■ SOURCE INFORMATION
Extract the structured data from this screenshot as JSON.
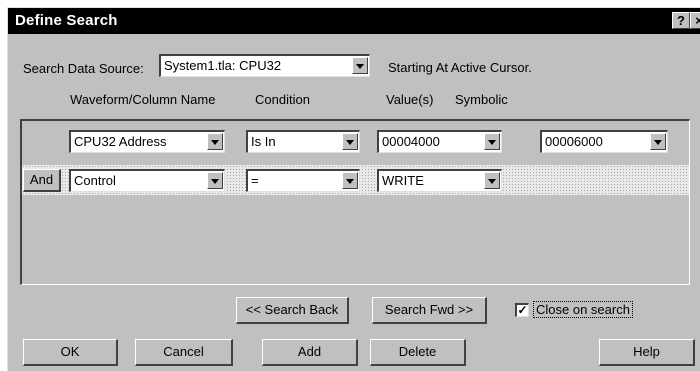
{
  "window": {
    "title": "Define Search",
    "help_glyph": "?",
    "close_glyph": "×"
  },
  "source": {
    "label": "Search Data Source:",
    "value": "System1.tla: CPU32",
    "start_text": "Starting At Active Cursor."
  },
  "columns": {
    "waveform": "Waveform/Column Name",
    "condition": "Condition",
    "values": "Value(s)",
    "symbolic": "Symbolic"
  },
  "rows": [
    {
      "connector": "",
      "name": "CPU32 Address",
      "condition": "Is In",
      "value": "00004000",
      "value2": "00006000"
    },
    {
      "connector": "And",
      "name": "Control",
      "condition": "=",
      "value": "WRITE"
    }
  ],
  "actions": {
    "search_back": "<< Search Back",
    "search_fwd": "Search Fwd >>",
    "close_on_search": "Close on search",
    "close_on_search_checked": true
  },
  "buttons": {
    "ok": "OK",
    "cancel": "Cancel",
    "add": "Add",
    "delete": "Delete",
    "help": "Help"
  },
  "icons": {
    "dropdown": "chevron-down-icon",
    "check": "checkmark-icon"
  }
}
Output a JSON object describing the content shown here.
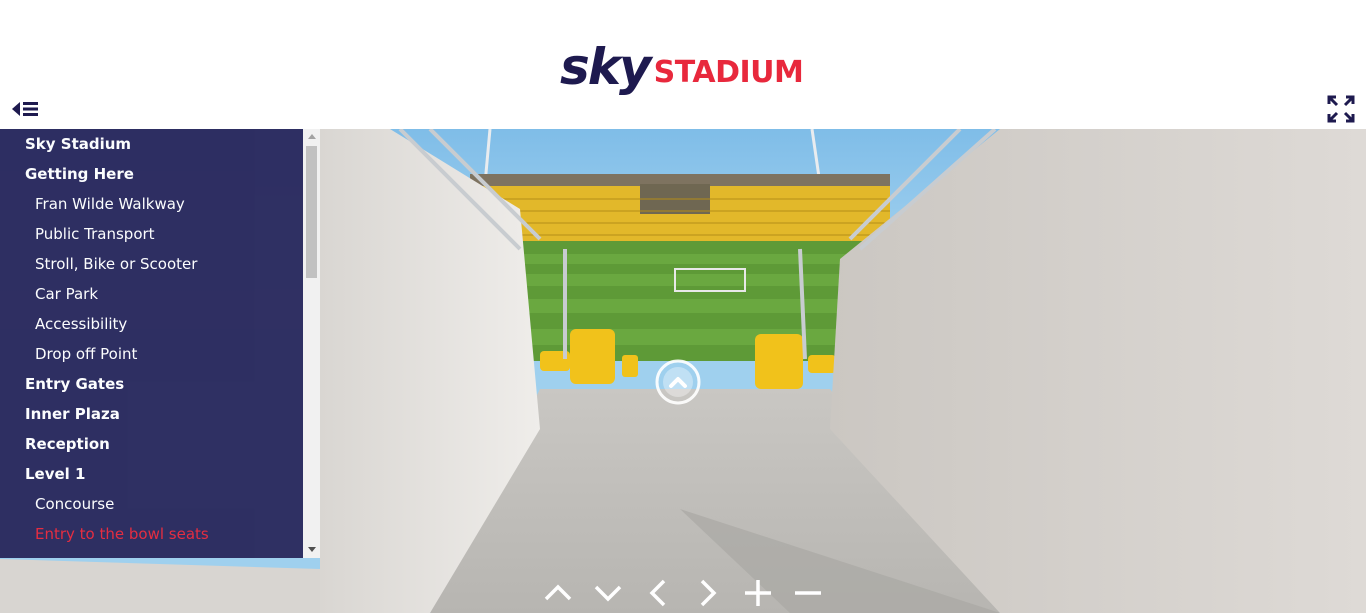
{
  "header": {
    "logo": {
      "part1": "sky",
      "part2": "STADIUM"
    },
    "menu_toggle_icon": "menu-collapse-icon",
    "fullscreen_icon": "fullscreen-icon"
  },
  "sidebar": {
    "items": [
      {
        "label": "Sky Stadium",
        "level": 0
      },
      {
        "label": "Getting Here",
        "level": 0
      },
      {
        "label": "Fran Wilde Walkway",
        "level": 1
      },
      {
        "label": "Public Transport",
        "level": 1
      },
      {
        "label": "Stroll, Bike or Scooter",
        "level": 1
      },
      {
        "label": "Car Park",
        "level": 1
      },
      {
        "label": "Accessibility",
        "level": 1
      },
      {
        "label": "Drop off Point",
        "level": 1
      },
      {
        "label": "Entry Gates",
        "level": 0
      },
      {
        "label": "Inner Plaza",
        "level": 0
      },
      {
        "label": "Reception",
        "level": 0
      },
      {
        "label": "Level 1",
        "level": 0
      },
      {
        "label": "Concourse",
        "level": 1
      },
      {
        "label": "Entry to the bowl seats",
        "level": 1,
        "active": true
      }
    ],
    "active_color": "#e8283c",
    "background_color": "#2b2a5e"
  },
  "controls": [
    {
      "icon": "arrow-up-icon"
    },
    {
      "icon": "arrow-down-icon"
    },
    {
      "icon": "arrow-left-icon"
    },
    {
      "icon": "arrow-right-icon"
    },
    {
      "icon": "zoom-in-icon"
    },
    {
      "icon": "zoom-out-icon"
    }
  ],
  "hotspot": {
    "icon": "chevron-up-icon"
  },
  "colors": {
    "brand_navy": "#1e1a4f",
    "brand_red": "#e8283c"
  }
}
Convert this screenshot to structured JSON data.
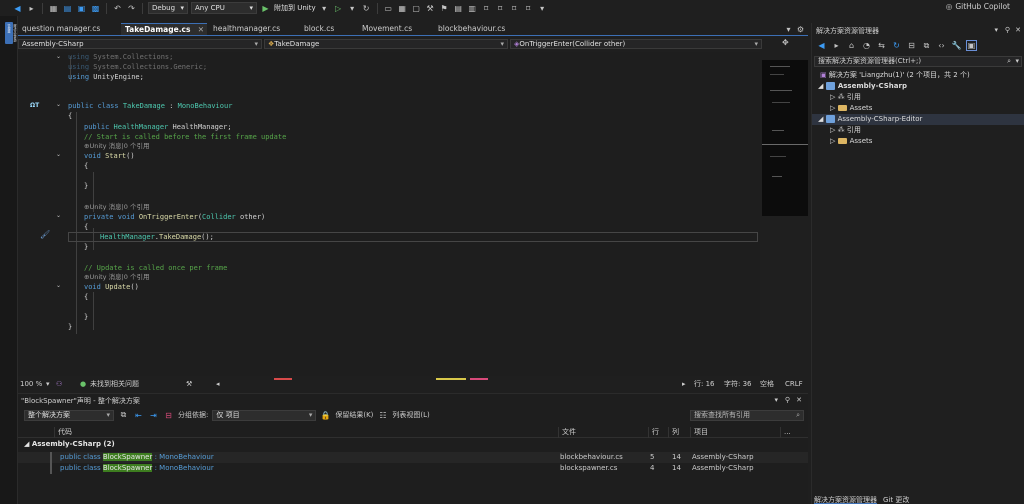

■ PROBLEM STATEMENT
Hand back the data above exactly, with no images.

■ SOLUTION BELOW
Extract the structured data from this screenshot as JSON.
{
  "window": {
    "title": "Define Search",
    "help_glyph": "?",
    "close_glyph": "×"
  },
  "source": {
    "label": "Search Data Source:",
    "value": "System1.tla: CPU32",
    "start_text": "Starting At Active Cursor."
  },
  "columns": {
    "waveform": "Waveform/Column Name",
    "condition": "Condition",
    "values": "Value(s)",
    "symbolic": "Symbolic"
  },
  "rows": [
    {
      "connector": "",
      "name": "CPU32 Address",
      "condition": "Is In",
      "value": "00004000",
      "value2": "00006000"
    },
    {
      "connector": "And",
      "name": "Control",
      "condition": "=",
      "value": "WRITE"
    }
  ],
  "actions": {
    "search_back": "<< Search Back",
    "search_fwd": "Search Fwd >>",
    "close_on_search": "Close on search",
    "close_on_search_checked": true
  },
  "buttons": {
    "ok": "OK",
    "cancel": "Cancel",
    "add": "Add",
    "delete": "Delete",
    "help": "Help"
  },
  "icons": {
    "dropdown": "chevron-down-icon",
    "check": "checkmark-icon"
  }
}
Output a JSON object describing the content shown here.
{
  "header": {
    "logo": {
      "part1": "sky",
      "part2": "STADIUM"
    },
    "menu_toggle_icon": "menu-collapse-icon",
    "fullscreen_icon": "fullscreen-icon"
  },
  "sidebar": {
    "items": [
      {
        "label": "Sky Stadium",
        "level": 0
      },
      {
        "label": "Getting Here",
        "level": 0
      },
      {
        "label": "Fran Wilde Walkway",
        "level": 1
      },
      {
        "label": "Public Transport",
        "level": 1
      },
      {
        "label": "Stroll, Bike or Scooter",
        "level": 1
      },
      {
        "label": "Car Park",
        "level": 1
      },
      {
        "label": "Accessibility",
        "level": 1
      },
      {
        "label": "Drop off Point",
        "level": 1
      },
      {
        "label": "Entry Gates",
        "level": 0
      },
      {
        "label": "Inner Plaza",
        "level": 0
      },
      {
        "label": "Reception",
        "level": 0
      },
      {
        "label": "Level 1",
        "level": 0
      },
      {
        "label": "Concourse",
        "level": 1
      },
      {
        "label": "Entry to the bowl seats",
        "level": 1,
        "active": true
      }
    ],
    "active_color": "#e8283c",
    "background_color": "#2b2a5e"
  },
  "controls": [
    {
      "icon": "arrow-up-icon"
    },
    {
      "icon": "arrow-down-icon"
    },
    {
      "icon": "arrow-left-icon"
    },
    {
      "icon": "arrow-right-icon"
    },
    {
      "icon": "zoom-in-icon"
    },
    {
      "icon": "zoom-out-icon"
    }
  ],
  "hotspot": {
    "icon": "chevron-up-icon"
  },
  "colors": {
    "brand_navy": "#1e1a4f",
    "brand_red": "#e8283c"
  }
}
Convert this screenshot to structured JSON data.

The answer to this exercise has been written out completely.